5) The value of the business. This is THE can of worms and was making things hostile for a spell. I am a healthcare practitioner. There are the 4 walls and the equipment (the actual assets and the loans with it), but there is my personal goodwill that makes patients come back to the office. If I were to sell my practice to another physician, included in that price is my personal goodwill. HOWEVER, for business appraisals in my state for divorce purposes, the goodwill is excluded because it is solely attached to me, which lowers the value of the business by a lot. There are numerous examples of case law that support this but she is pissed. Her argument being that she stopped her career due to my prior military service and for the first few lean years out in civilian life when I was not making the income I make now and should hope to continue to make moving forward, her income supported us. Though I don't dispute any of this, my feeling is you go by how it's done in this state and whatever the value is, that is what we go with. If the shoe was on the other foot, I would be saying the exact same things my ex-wife is saying now but succumb to the fact that if that is how it's done, then that is how it's done. The sad thing may be that she may want to litigate this and she will still lose and now the lawyers make out. (Note: She did succumb to the fact that this is how the state does it and did not move forward to try and change the law, which she would lose anyway.)

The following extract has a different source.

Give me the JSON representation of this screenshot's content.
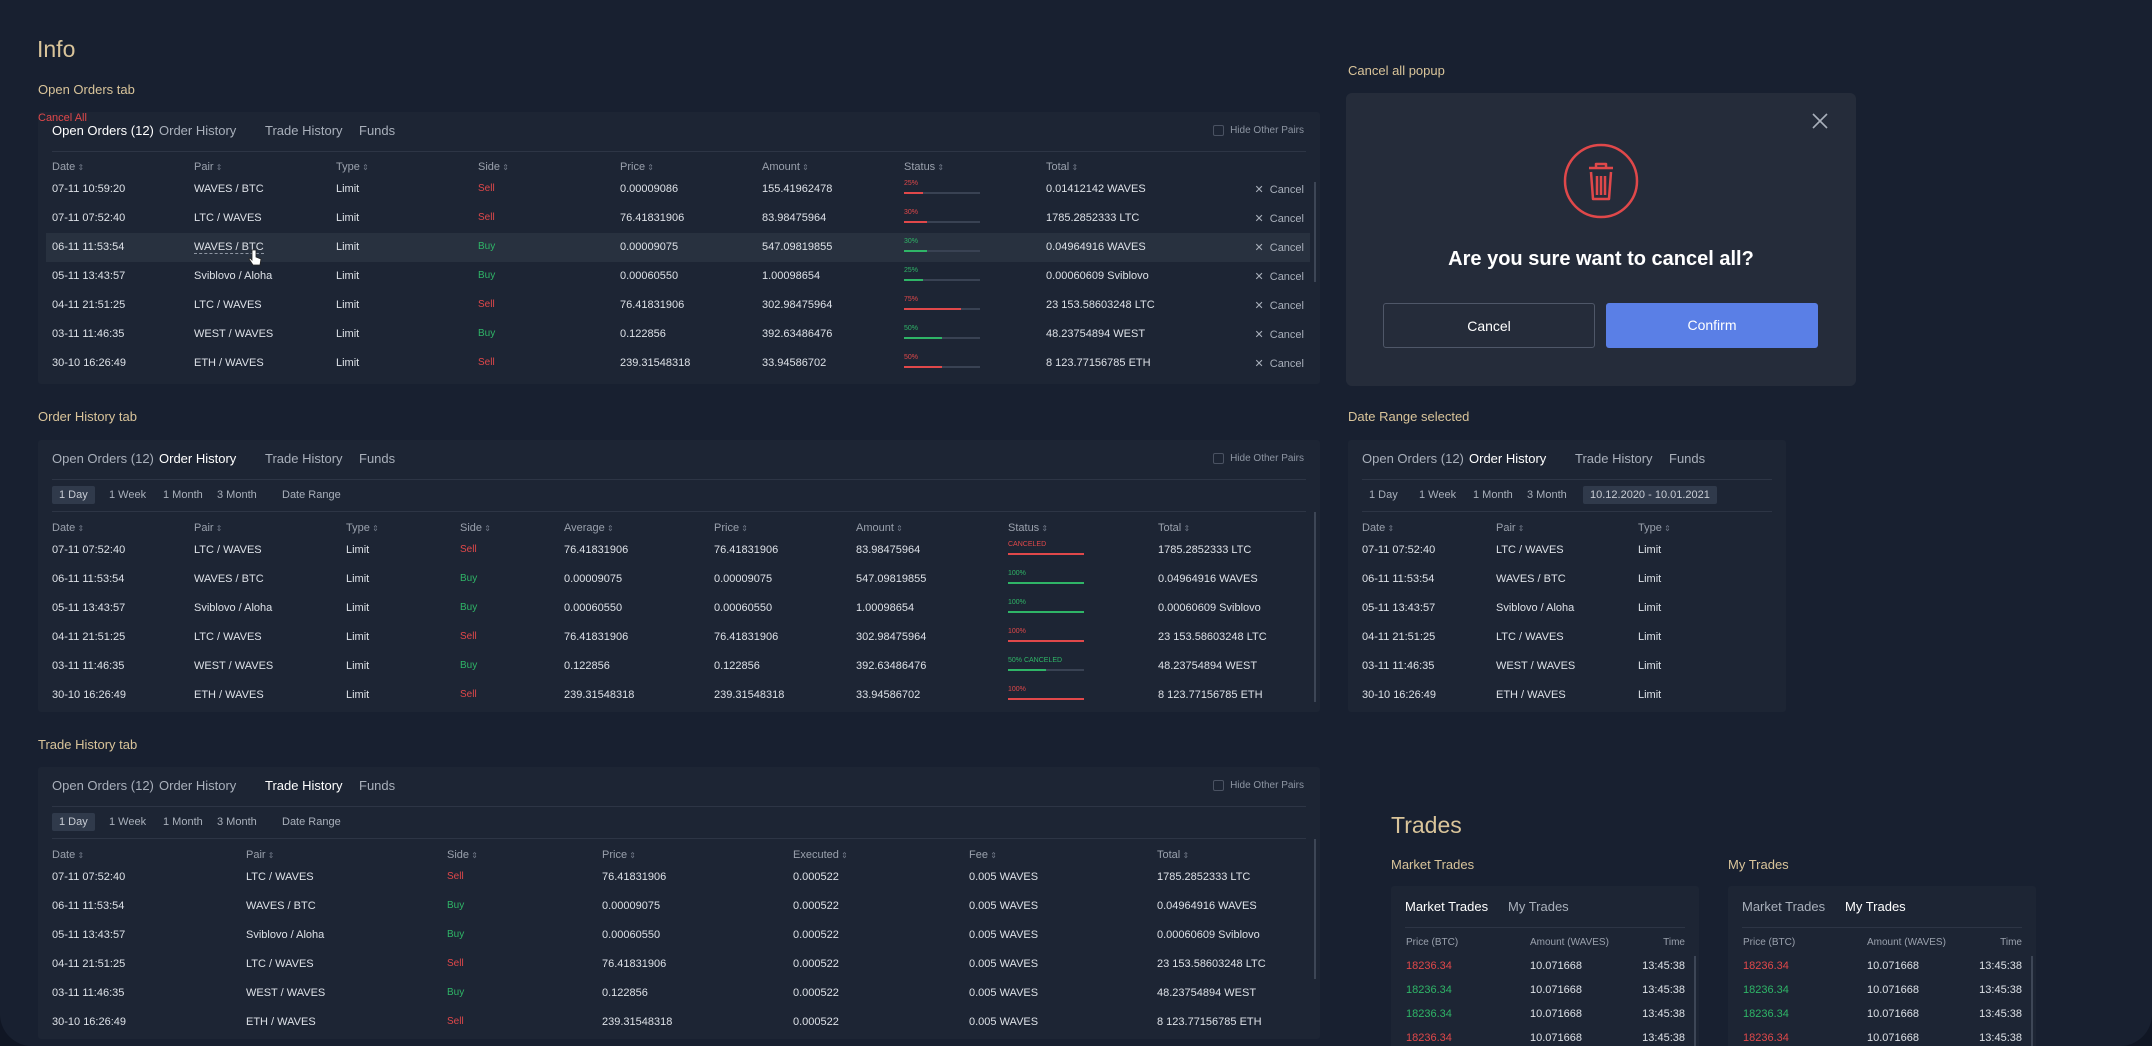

So how much economic damage will this be? On a legal side, I have heard numbers as cheap as $2,000 and as much as $100,000+, if you get into litigation. Our divorce ended up costing between $15,000 and $40,000 (keeping this range wide for obvious reasons) total because of the number of professionals needed to setlle our issues - two attorneys, a mediator, and a business evaluator.

What about the other big economic issues? Again, exclusive of the emotional damage this has created, the three economic questions are: 1) How much child support will I be paying?

2) How much above and beyond child support will I be paying?

3) What was the split of the total assets?

Because of my salary, I am paying the maximum in child support, which is fine. The split above and beyond child support was better than I expected. After providing the documentation for what was brought into the marriage and removing those assets from the big pool, the split of overall assets was also better than I was willing to concede.

But getting back to my original thought: How is this going to change when I can retire? Will this change the way I invest? Do I now feel like I need to take more risk because I have roughly half the assets versus just six months prior?

To try and predict anything 15-40 years out is a near impossibility, but my best guess is that divorce will delay the retirement by 4-7 years. I always had in my head that I wanted to retire by 53. I felt that was young enough to still be active and travel, but pushing it back to 57-60 years of age will either hurt me mentally or now make me hungrier to work harder to not only catch back up, but amass more than enough to retire earlier. I have less liquid assets because I bought out her half of my practice. Will that make me change my style of investing? No, it won't. I still understand I need cash flow and the purchase of dividend paying stocks is the easiest way for me to do so on a passive level once I do retire from my full time employment.

So while my financial (and personal) life is now off the pause button, I would love to hear comments about those who have gone through divorce and what to expect from a (mostly) financial perspective only.

Disclosure: I have no positions in any stocks mentioned, and no plans to initiate any positions within the next 72 hours. I wrote this article myself, and it expresses my own opinions. I am not receiving compensation for it (other than from Seeking Alpha). I have no business relationship with any company whose stock is mentioned in this article.